I had a productive day at the shop after work yesterday! For the last few weeks, my car has grumbled at me about half of the time I used the brakes. I say grumble because it didn’t quite match any other description; it wasn’t scraping, it wasn’t screeching or shaking, it was just… grumbling. “Grrrr…” I figured there must probably be a pebble stuck between a pad and the rotor or something and it was slowing properly, so when I got around to it I took it to the Eugene Maker Space (http://eugenemakerspace.com) to fix up. Pulling off the front right wheel, I went to loosen some bolts that hold the caliper on when I discovered the source of the problem: Somehow, one of the two bolts was _missing_. Completely gone! I could rotate the caliper in place with little effort because it was only half attached, yikes. This is unacceptable! Whoever did my brakes last was clearly a complete and utter careless moro- I paused. On contemplation, I realized that I was the last one to touch these because I had replaced the pads a few months ago. In a sudden spirit of “can’t we all just… get along?” reconciliation, I magnanimously decided that failing to properly tighten that bolt was an understandable mistake and certainly not worth obsessing over. Let’s let bygones be bygones and all that. A quick walk down to Autozone got me a replacement bolt and we were off and running.A backstory on these brakes; as I mentioned, I had replaced the pads but I had known for the last year or so that I really needed new rotors. The rotors are the big metal discs that the brakepads squeeze against to slow you down and they can get worn. When they get worn and get grooves in them, that wears the pads out quicker and it’s a dirty cycle. I had actually needed to replace my pads twice, both when I was broke, so I had incurred extra expense overall as a result. As someone once told me, ‘there’s few things more expensive than being poor’. But this time, I had planned ahead and had gotten new rotors and by damned, I was going to replace them. To get the rotors off, you remove the calipers (the things that squeeze the pads against the rotors), a thing that holds the pads themselves, and then just pull the big metal plates off the hub. This sequence really looks better in writing than the reality because of that last step. “Just pull the rotors off” implies that the rotors have not rust-welded themselves to your car as mine had done. I knew the theory but had somehow never actually pulled rotors before so I spent the next 45 minutes alternately hitting it with a mallet, watching instructional YouTube videos, then hitting it harder with the mallet. After watching a less useless video, I did something new: I grabbed a shop torch and started heating parts of the rotor near the center (where it was bound up). If it hadn’t been for the helpful encouragement of some guy back east, I would have been worried about setting my car on fire but apparently this is ‘the thing to do’ so after heating and hitting and burninating, I eventually got it off. I’ve got to say that having a shop with shop resources was pretty nice. Need a torch? Sure, here we are. Clean floor to crawl around on under car? Beats a cold and wet driveway! Penetrating oil for removal and clamps for resetting the calipers? We gotcha covered. One of the best parts of the whole thing was that I was really kinda stranded until I finished the job. If I was at home and the rotor wasn’t coming off, I would be totally tempted to go inside and play on the computer until it was too late (Better put the wheel back on, I’ll try another day!) but being stranded in West Eugene was a good motivator to just get it done.After a couple hours total, I had both rotors replaced (with fresh new pads, why not) and hadn’t set my car on fire even once.Community shops like this are awfully nice to be a part of and I look forward to our upcoming move. We’ve currently got woodworking tools, metal lathe, a welding table, 3D printers, a soldering station, community workspace for big projects, and more. We’re in the process of finding a bigger place to allow for growth and increase our capabilities and it’s going to be an exciting evolution. I’ll post more details as it develops and invite anyone who’s interested in learning more about the space to contact me. Now… how well did I tighten that new bolt? I guess I’ll know what to do if my car starts grumbling again. ————– Ben
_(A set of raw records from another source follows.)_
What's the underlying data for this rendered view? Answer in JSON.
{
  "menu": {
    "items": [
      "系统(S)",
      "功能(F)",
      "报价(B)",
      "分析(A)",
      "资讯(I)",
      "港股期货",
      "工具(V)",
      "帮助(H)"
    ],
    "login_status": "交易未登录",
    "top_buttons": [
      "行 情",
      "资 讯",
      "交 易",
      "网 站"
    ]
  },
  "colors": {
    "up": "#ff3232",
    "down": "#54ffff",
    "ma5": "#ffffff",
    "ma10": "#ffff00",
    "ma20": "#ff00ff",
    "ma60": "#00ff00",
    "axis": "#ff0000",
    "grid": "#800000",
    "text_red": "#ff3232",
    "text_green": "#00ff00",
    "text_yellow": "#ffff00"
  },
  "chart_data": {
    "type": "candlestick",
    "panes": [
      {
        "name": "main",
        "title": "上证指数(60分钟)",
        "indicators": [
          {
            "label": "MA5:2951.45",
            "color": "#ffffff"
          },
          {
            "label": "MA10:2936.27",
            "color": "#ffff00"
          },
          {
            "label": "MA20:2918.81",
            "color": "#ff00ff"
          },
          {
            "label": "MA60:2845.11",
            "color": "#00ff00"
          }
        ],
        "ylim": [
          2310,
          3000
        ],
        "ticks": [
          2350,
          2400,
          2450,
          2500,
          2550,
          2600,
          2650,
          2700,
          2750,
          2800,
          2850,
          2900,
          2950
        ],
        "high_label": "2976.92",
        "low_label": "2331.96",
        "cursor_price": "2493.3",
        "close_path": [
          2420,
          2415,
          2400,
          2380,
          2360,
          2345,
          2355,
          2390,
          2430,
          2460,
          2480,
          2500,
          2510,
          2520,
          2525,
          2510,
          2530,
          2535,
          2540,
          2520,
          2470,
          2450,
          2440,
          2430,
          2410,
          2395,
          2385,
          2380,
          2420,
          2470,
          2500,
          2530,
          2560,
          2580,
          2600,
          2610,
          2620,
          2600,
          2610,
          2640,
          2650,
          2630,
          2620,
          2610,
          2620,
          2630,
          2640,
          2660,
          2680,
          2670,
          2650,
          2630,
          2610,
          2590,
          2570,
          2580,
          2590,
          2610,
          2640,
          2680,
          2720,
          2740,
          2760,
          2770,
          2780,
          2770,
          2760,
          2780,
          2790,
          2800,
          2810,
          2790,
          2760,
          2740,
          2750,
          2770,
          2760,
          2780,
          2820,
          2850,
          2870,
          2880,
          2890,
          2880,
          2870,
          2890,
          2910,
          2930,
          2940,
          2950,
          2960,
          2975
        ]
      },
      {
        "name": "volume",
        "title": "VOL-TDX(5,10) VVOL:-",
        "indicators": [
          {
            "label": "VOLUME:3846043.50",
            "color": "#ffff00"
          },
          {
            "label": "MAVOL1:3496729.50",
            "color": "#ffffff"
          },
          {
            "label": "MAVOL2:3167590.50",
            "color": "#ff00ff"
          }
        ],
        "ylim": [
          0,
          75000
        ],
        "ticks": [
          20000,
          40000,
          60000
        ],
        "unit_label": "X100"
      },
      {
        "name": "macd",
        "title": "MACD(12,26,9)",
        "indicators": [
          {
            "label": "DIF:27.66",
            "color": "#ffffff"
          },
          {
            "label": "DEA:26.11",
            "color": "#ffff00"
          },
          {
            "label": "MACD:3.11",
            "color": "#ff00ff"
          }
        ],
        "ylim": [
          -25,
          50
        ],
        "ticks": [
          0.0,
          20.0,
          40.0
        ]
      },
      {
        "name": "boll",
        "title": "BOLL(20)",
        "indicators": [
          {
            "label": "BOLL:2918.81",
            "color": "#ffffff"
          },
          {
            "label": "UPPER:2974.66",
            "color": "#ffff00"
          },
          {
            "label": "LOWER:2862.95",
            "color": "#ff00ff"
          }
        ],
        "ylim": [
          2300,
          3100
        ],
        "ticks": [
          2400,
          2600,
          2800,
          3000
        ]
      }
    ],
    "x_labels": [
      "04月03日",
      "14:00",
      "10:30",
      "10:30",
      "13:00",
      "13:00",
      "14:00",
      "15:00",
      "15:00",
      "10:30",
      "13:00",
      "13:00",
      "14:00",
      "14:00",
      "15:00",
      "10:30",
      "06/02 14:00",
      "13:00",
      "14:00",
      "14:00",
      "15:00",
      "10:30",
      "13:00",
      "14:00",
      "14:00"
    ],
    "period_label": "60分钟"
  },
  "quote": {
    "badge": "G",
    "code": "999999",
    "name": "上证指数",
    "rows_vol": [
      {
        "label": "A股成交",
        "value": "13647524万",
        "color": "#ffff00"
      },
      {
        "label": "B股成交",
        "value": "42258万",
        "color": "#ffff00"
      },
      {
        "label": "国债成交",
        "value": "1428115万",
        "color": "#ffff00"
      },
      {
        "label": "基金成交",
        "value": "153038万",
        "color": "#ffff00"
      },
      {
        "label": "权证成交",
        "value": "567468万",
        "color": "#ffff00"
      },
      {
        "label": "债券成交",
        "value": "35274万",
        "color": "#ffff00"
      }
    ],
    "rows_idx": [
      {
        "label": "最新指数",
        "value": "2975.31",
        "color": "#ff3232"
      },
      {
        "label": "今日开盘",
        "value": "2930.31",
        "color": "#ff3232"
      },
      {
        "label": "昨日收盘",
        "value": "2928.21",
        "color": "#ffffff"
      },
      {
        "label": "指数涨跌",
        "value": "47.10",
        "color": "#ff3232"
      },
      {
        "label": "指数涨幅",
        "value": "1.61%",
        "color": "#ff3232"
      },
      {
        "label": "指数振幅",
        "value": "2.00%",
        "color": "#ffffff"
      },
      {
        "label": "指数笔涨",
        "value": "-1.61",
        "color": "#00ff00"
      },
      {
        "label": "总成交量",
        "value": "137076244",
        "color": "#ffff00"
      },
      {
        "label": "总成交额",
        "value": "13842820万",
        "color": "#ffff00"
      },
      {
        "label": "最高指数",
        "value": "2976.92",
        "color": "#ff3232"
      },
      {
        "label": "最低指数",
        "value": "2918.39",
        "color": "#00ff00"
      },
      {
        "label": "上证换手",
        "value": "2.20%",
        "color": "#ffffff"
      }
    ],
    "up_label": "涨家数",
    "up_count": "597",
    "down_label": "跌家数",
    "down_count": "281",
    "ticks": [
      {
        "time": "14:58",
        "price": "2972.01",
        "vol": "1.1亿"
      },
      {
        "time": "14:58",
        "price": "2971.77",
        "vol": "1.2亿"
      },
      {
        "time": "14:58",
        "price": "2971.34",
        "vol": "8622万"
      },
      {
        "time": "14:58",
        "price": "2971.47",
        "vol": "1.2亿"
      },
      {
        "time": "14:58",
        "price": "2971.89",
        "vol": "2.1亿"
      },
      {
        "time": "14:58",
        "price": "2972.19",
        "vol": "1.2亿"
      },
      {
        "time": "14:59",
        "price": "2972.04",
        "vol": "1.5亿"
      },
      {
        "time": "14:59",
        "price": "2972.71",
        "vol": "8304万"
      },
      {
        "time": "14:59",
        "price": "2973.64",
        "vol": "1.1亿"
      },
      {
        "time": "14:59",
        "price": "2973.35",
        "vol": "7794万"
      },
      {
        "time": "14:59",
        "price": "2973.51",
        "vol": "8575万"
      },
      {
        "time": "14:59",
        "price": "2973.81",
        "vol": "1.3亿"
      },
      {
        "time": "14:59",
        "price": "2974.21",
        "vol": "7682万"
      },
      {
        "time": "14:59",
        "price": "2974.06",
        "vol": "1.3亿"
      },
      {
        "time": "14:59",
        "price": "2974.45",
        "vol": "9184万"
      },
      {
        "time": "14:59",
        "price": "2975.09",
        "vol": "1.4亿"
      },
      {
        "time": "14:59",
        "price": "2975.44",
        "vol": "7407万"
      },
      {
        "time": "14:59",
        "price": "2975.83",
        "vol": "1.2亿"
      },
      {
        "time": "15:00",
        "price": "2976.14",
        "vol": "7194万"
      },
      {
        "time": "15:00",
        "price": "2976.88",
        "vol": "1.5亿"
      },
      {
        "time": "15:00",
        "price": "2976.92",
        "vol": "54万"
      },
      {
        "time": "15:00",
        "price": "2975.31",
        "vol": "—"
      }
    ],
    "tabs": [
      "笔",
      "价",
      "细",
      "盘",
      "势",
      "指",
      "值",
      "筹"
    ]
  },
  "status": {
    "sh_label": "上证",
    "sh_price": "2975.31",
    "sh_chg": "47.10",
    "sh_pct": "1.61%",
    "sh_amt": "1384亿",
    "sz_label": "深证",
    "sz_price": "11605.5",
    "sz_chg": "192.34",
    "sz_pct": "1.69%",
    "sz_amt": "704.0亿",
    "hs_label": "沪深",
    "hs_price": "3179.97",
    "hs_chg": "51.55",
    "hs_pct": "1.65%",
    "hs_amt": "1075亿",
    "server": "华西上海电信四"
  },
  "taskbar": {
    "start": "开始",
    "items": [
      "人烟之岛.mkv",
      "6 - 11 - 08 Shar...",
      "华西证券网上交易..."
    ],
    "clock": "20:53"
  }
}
Always awesome to link to fellow EMS members and their stories and use of the EugeneMakerSpace commons. Ben Hallert fellow EMS member and friend ( https://www.facebook.com/ben.hallert) posted this story to his Facebook feed a few days ago and I think it’s worth sharing it’s best use case story this year value for EMS membership.
Ben’s story begins..